What needs to be done
Nothing in the records below should be altered when they are retyped.

§ §

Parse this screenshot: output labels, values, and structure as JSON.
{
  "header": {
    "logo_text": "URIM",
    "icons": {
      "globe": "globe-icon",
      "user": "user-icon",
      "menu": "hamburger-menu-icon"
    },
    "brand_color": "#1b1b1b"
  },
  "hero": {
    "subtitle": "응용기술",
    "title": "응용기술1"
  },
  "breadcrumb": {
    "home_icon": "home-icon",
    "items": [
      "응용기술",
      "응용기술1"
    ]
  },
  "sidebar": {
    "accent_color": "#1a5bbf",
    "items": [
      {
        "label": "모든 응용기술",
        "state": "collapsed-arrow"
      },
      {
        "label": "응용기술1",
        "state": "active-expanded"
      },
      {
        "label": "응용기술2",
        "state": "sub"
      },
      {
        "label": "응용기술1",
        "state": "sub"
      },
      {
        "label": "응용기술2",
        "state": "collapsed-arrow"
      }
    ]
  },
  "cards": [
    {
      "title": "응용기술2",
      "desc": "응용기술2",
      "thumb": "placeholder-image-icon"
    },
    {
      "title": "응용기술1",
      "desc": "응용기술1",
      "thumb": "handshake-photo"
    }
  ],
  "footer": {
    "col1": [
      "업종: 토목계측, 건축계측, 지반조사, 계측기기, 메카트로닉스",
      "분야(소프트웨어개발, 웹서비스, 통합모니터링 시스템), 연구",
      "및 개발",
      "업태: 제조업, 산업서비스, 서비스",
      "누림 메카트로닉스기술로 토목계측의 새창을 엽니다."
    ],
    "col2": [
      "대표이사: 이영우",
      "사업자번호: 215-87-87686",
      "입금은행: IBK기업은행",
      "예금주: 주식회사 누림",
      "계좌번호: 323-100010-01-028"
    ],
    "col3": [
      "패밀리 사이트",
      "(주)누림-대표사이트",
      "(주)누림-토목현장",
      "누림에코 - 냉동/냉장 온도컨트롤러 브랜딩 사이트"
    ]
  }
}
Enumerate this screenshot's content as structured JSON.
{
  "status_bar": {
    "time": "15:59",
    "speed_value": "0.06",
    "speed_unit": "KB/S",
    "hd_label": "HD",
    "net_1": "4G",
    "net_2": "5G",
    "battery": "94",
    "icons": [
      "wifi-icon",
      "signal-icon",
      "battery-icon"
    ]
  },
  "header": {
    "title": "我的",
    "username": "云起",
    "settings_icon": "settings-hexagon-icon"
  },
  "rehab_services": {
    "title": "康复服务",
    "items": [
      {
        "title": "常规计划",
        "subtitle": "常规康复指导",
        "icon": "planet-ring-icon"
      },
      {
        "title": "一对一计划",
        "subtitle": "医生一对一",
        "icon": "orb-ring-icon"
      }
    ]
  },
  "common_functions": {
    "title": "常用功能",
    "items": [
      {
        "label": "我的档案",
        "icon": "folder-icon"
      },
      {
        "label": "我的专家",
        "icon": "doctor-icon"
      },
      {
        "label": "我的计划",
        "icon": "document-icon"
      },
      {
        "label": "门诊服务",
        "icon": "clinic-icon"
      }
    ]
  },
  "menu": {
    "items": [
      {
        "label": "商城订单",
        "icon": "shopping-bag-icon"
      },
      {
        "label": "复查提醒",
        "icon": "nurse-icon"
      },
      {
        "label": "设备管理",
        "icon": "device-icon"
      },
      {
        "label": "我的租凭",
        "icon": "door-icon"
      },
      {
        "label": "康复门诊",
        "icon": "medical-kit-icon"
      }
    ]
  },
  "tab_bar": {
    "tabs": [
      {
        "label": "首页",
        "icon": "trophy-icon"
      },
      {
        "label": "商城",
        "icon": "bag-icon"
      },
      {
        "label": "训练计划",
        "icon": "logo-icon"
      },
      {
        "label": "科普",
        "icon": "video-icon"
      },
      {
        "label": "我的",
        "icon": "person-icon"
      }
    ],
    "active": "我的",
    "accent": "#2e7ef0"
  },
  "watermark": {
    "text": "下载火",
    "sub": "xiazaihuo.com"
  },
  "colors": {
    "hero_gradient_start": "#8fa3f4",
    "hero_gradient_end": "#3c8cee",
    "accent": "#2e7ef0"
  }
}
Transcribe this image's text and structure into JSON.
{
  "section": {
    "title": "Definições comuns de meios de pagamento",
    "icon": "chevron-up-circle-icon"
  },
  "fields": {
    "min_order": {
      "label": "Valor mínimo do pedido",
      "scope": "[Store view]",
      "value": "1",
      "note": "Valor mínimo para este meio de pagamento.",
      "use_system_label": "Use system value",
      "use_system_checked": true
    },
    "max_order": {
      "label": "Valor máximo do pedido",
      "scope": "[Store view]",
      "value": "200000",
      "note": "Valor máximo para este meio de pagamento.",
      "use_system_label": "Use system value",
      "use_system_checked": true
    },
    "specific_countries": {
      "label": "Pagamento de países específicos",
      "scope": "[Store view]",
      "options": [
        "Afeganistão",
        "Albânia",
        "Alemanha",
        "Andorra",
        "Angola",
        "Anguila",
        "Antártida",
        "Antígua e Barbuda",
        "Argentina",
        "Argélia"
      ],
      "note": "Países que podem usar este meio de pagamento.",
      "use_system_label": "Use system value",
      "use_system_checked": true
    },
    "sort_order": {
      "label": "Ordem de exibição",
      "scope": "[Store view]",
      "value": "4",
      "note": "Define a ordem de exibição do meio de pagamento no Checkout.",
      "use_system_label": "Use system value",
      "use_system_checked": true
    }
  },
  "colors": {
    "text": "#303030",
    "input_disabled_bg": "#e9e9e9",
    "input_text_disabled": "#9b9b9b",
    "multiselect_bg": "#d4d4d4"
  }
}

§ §

Exercise answer
Parse this screenshot: output labels, values, and structure as JSON.
{
  "header": {
    "logo_text": "URIM",
    "icons": {
      "globe": "globe-icon",
      "user": "user-icon",
      "menu": "hamburger-menu-icon"
    },
    "brand_color": "#1b1b1b"
  },
  "hero": {
    "subtitle": "응용기술",
    "title": "응용기술1"
  },
  "breadcrumb": {
    "home_icon": "home-icon",
    "items": [
      "응용기술",
      "응용기술1"
    ]
  },
  "sidebar": {
    "accent_color": "#1a5bbf",
    "items": [
      {
        "label": "모든 응용기술",
        "state": "collapsed-arrow"
      },
      {
        "label": "응용기술1",
        "state": "active-expanded"
      },
      {
        "label": "응용기술2",
        "state": "sub"
      },
      {
        "label": "응용기술1",
        "state": "sub"
      },
      {
        "label": "응용기술2",
        "state": "collapsed-arrow"
      }
    ]
  },
  "cards": [
    {
      "title": "응용기술2",
      "desc": "응용기술2",
      "thumb": "placeholder-image-icon"
    },
    {
      "title": "응용기술1",
      "desc": "응용기술1",
      "thumb": "handshake-photo"
    }
  ],
  "footer": {
    "col1": [
      "업종: 토목계측, 건축계측, 지반조사, 계측기기, 메카트로닉스",
      "분야(소프트웨어개발, 웹서비스, 통합모니터링 시스템), 연구",
      "및 개발",
      "업태: 제조업, 산업서비스, 서비스",
      "누림 메카트로닉스기술로 토목계측의 새창을 엽니다."
    ],
    "col2": [
      "대표이사: 이영우",
      "사업자번호: 215-87-87686",
      "입금은행: IBK기업은행",
      "예금주: 주식회사 누림",
      "계좌번호: 323-100010-01-028"
    ],
    "col3": [
      "패밀리 사이트",
      "(주)누림-대표사이트",
      "(주)누림-토목현장",
      "누림에코 - 냉동/냉장 온도컨트롤러 브랜딩 사이트"
    ]
  }
}
Enumerate this screenshot's content as structured JSON.
{
  "status_bar": {
    "time": "15:59",
    "speed_value": "0.06",
    "speed_unit": "KB/S",
    "hd_label": "HD",
    "net_1": "4G",
    "net_2": "5G",
    "battery": "94",
    "icons": [
      "wifi-icon",
      "signal-icon",
      "battery-icon"
    ]
  },
  "header": {
    "title": "我的",
    "username": "云起",
    "settings_icon": "settings-hexagon-icon"
  },
  "rehab_services": {
    "title": "康复服务",
    "items": [
      {
        "title": "常规计划",
        "subtitle": "常规康复指导",
        "icon": "planet-ring-icon"
      },
      {
        "title": "一对一计划",
        "subtitle": "医生一对一",
        "icon": "orb-ring-icon"
      }
    ]
  },
  "common_functions": {
    "title": "常用功能",
    "items": [
      {
        "label": "我的档案",
        "icon": "folder-icon"
      },
      {
        "label": "我的专家",
        "icon": "doctor-icon"
      },
      {
        "label": "我的计划",
        "icon": "document-icon"
      },
      {
        "label": "门诊服务",
        "icon": "clinic-icon"
      }
    ]
  },
  "menu": {
    "items": [
      {
        "label": "商城订单",
        "icon": "shopping-bag-icon"
      },
      {
        "label": "复查提醒",
        "icon": "nurse-icon"
      },
      {
        "label": "设备管理",
        "icon": "device-icon"
      },
      {
        "label": "我的租凭",
        "icon": "door-icon"
      },
      {
        "label": "康复门诊",
        "icon": "medical-kit-icon"
      }
    ]
  },
  "tab_bar": {
    "tabs": [
      {
        "label": "首页",
        "icon": "trophy-icon"
      },
      {
        "label": "商城",
        "icon": "bag-icon"
      },
      {
        "label": "训练计划",
        "icon": "logo-icon"
      },
      {
        "label": "科普",
        "icon": "video-icon"
      },
      {
        "label": "我的",
        "icon": "person-icon"
      }
    ],
    "active": "我的",
    "accent": "#2e7ef0"
  },
  "watermark": {
    "text": "下载火",
    "sub": "xiazaihuo.com"
  },
  "colors": {
    "hero_gradient_start": "#8fa3f4",
    "hero_gradient_end": "#3c8cee",
    "accent": "#2e7ef0"
  }
}
Transcribe this image's text and structure into JSON.
{
  "section": {
    "title": "Definições comuns de meios de pagamento",
    "icon": "chevron-up-circle-icon"
  },
  "fields": {
    "min_order": {
      "label": "Valor mínimo do pedido",
      "scope": "[Store view]",
      "value": "1",
      "note": "Valor mínimo para este meio de pagamento.",
      "use_system_label": "Use system value",
      "use_system_checked": true
    },
    "max_order": {
      "label": "Valor máximo do pedido",
      "scope": "[Store view]",
      "value": "200000",
      "note": "Valor máximo para este meio de pagamento.",
      "use_system_label": "Use system value",
      "use_system_checked": true
    },
    "specific_countries": {
      "label": "Pagamento de países específicos",
      "scope": "[Store view]",
      "options": [
        "Afeganistão",
        "Albânia",
        "Alemanha",
        "Andorra",
        "Angola",
        "Anguila",
        "Antártida",
        "Antígua e Barbuda",
        "Argentina",
        "Argélia"
      ],
      "note": "Países que podem usar este meio de pagamento.",
      "use_system_label": "Use system value",
      "use_system_checked": true
    },
    "sort_order": {
      "label": "Ordem de exibição",
      "scope": "[Store view]",
      "value": "4",
      "note": "Define a ordem de exibição do meio de pagamento no Checkout.",
      "use_system_label": "Use system value",
      "use_system_checked": true
    }
  },
  "colors": {
    "text": "#303030",
    "input_disabled_bg": "#e9e9e9",
    "input_text_disabled": "#9b9b9b",
    "multiselect_bg": "#d4d4d4"
  }
}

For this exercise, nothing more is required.